And then it happened so quickly, there was no time for hesitation, no time for doubts. There was no time to remember when he had admired Caesar, when he had greatly esteemed him. He saw Casca's blade come out. He heard the panic and fear in Caesar's voice. And then he, too, drew his blade, and that was all he knew until it was finished.
How many times had they stabbed him? How could so much blood be contained in the body of a single man? The Senators looked Brutus' way; what were they to do now? All their plans now seemed so fleeting, so foolish - but just as he thought that, instead Brutus felt himself buffeted by the winds of surety. They had acted justly, and no matter the immediate consequences, the histories would remember them as the bravest defenders of the Republic.
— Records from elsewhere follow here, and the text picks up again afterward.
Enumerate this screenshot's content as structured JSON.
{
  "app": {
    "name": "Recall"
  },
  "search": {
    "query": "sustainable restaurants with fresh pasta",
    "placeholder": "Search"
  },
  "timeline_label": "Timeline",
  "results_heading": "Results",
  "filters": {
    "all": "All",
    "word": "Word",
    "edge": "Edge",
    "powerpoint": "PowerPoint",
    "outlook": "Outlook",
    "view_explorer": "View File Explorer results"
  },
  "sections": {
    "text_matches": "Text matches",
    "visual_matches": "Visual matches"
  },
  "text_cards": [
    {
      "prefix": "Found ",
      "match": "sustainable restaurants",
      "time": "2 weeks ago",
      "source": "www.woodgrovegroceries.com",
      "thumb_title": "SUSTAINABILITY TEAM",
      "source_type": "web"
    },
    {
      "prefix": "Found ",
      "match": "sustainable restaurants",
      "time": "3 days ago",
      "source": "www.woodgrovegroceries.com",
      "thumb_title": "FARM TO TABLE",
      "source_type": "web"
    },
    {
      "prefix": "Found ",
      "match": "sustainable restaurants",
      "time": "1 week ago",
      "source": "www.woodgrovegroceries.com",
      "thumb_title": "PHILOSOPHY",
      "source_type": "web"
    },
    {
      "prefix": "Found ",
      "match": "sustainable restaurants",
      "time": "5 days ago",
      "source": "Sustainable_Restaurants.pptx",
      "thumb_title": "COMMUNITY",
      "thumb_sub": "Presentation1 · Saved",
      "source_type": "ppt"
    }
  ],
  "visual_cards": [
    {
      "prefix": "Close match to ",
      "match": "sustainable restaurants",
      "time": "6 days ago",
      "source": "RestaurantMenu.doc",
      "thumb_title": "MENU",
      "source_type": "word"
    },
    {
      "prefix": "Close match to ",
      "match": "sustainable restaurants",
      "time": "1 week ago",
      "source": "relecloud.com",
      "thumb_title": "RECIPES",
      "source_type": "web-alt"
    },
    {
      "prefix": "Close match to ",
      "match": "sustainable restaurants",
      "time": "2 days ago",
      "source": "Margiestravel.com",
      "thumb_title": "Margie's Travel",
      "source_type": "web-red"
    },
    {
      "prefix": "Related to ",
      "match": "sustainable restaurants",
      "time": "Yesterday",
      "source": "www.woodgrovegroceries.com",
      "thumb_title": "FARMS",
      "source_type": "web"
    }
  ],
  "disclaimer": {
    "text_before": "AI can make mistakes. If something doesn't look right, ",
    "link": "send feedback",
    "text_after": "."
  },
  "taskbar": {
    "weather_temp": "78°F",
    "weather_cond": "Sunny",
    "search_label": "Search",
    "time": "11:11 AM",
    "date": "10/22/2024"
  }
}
They marched the streets of Roma, heading for the Capitol. "Populus Romae, liberti iterum sumus!"